Before his birth, as Becky’s belly swelled to accommodate Gus’ inchoate body, we often talked about how we wouldn’t be anyone but who we were before he was born: Individuals with a collective 85 years of life experience between the two of us, fiercely independent and at the same time tender and fragile. We weren’t going to let a baby change who we were; he wasn’t going to define our lives or force us to adjust our ways to accommodate his existence.
Well. A little more than 15 months after his birth, I realize I am no longer just Bob. I am also Gus’ dad, an appellation that has become my declaration to the world. And I am OK with that. He is something to be proud of, and if Gus is the one truly beautiful thing I bring into this world in my lifetime, I am also OK with that.
Becky has struggled with this change of identity, especially in the first few months following his birth, when her body was recovering from pregnancy and labor and Gus was almost constantly demanding to be fed. She has been a slave to his needs and has responded admirably; it has taken its toll but she has been fighting to reclaim her sense of self that is separate from being Gus’ mom. She’s been writing, designing web pages and working on a big idea that is ready to take flight. I know when that project gets off the ground, it will be a turning point in her life, and I am excited for her.
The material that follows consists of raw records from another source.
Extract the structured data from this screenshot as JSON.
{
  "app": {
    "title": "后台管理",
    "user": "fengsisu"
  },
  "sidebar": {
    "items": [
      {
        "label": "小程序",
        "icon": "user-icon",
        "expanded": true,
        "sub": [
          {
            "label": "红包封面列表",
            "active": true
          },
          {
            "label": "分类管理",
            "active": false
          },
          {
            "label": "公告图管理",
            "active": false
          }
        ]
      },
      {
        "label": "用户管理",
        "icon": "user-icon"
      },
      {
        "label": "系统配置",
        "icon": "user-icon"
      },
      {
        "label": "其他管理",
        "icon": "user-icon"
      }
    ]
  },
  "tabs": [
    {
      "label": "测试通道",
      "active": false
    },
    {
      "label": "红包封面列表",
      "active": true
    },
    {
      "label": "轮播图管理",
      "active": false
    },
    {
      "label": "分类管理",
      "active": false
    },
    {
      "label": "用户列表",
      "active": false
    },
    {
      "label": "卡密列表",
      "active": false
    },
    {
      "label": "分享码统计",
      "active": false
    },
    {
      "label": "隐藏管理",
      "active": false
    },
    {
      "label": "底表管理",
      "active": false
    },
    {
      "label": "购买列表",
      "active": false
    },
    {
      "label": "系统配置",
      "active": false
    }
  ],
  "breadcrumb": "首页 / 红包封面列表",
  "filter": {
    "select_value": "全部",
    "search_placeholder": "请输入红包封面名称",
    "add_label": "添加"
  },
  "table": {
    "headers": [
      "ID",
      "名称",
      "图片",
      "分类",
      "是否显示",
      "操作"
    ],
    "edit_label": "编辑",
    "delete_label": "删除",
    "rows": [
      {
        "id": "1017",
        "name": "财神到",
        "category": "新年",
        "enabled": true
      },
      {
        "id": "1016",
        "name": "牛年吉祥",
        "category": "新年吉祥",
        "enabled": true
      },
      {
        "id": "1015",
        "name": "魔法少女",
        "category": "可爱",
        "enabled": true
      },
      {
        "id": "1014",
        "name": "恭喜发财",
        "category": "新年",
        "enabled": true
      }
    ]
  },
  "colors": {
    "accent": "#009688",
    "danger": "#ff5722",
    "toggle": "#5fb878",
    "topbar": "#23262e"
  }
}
She needs to be something more than just Gus’ mom, and I wholeheartedly support that vision she has for herself.
Me? I always had this vision of sitting down and writing The Great American Novel, and have made half-hearted stabs at it, reams of printed words piling up in a drawer in my desk. Every now and then, I open that drawer and pull out the pages, say to myself I really should do a rewrite. I read through a few pages with red pen in hand and make marks and notes, but then I throw them back in the drawer and slide it shut; leave it for another day.
Before Gus, seeing that stack of printed pages would make me feel guilty for ignoring them, then depressed for not having the will power to do something with them.
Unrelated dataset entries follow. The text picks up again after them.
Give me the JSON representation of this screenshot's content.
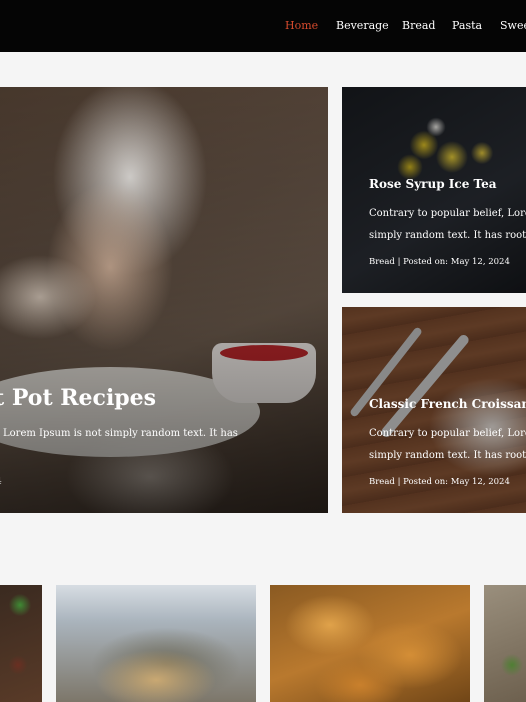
{
  "nav": {
    "items": [
      "Home",
      "Beverage",
      "Bread",
      "Pasta",
      "Sweet"
    ],
    "active_index": 0,
    "active_color": "#d64a2d"
  },
  "hero": {
    "title": "t Pot Recipes",
    "excerpt": "Lorem Ipsum is not simply random text. It has",
    "meta": "4"
  },
  "cards": [
    {
      "title": "Rose Syrup Ice Tea",
      "excerpt_line1": "Contrary to popular belief, Lore",
      "excerpt_line2": "simply random text. It has roots",
      "category": "Bread",
      "separator": "|",
      "posted": "Posted on: May 12, 2024"
    },
    {
      "title": "Classic French Croissant",
      "excerpt_line1": "Contrary to popular belief, Lore",
      "excerpt_line2": "simply random text. It has roots",
      "category": "Bread",
      "separator": "|",
      "posted": "Posted on: May 12, 2024"
    }
  ],
  "thumbnails": [
    "salad-dish-image",
    "pasta-bowl-image",
    "croissants-image",
    "garnish-dish-image"
  ]
}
But now, I look at Gus ... and then I look at him some more. I watch him bopping around the house, dancing in his herky-jerky way to music on the radio, picking up toys and throwing them down. I sit with him on the floor of his play area and read to him from books he chooses from a big pile, or I lay with him on blankets he scatters on the kitchen floor, rubbing his back and telling him how much Mommy and Daddy love him. I sing to him as we drive down the road, making up words for silly songs with stolen melodies. I cut tangerines into small pieces and watch as he crams them into his voracious maw, or fill a baby spoon full of mashed-up food and wave it tantalizingly in front of his eyes as he tries to snatch it out of my hands. I change his diaper and dress him in clothes he sometimes picks out for himself. In the middle of the night when he wakes in the dark, I go to him and I comfort him, pick him up and hold him, whisper in his ear before I lay him down again.
Gus fills my days with joy and wonder, love and laughter and, yes, at times, frustration and annoyance. And he fills my heart with an emotion that at times brings me to tears, a tide of amazement that threatens to drown me in its awesome power.
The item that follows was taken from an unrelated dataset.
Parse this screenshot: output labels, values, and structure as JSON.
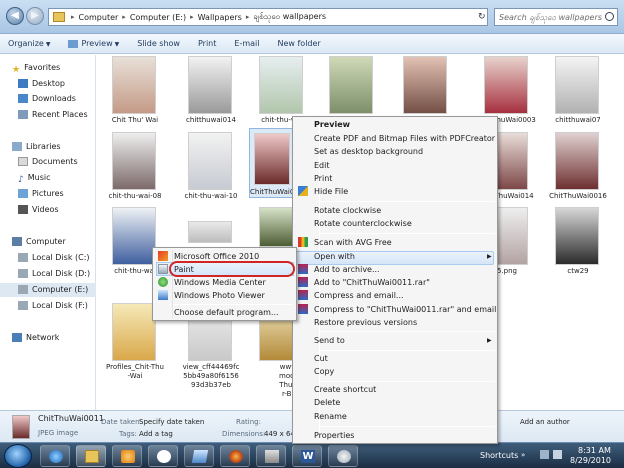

Now I look at those pages in the desk drawer and though they sometimes call to me, it’s no big deal if they stay there, slowly yellowing, curling at the edges. I have Gus. I have my love for him and Becky. We have our life together, a wonderful flower that blooms anew everyday.
I am who I was before Gus was born, but I am something more, something better.
I am not just Bob anymore. I am Gus’ dad.
Bob Audette is the day managing editor of the Brattleboro Reformer, and proud father to Gus. You can reach him at firstname.lastname@example.org, or at 802-254-2311, ext. 160. Follow Bob on Twitter @audette.reformer.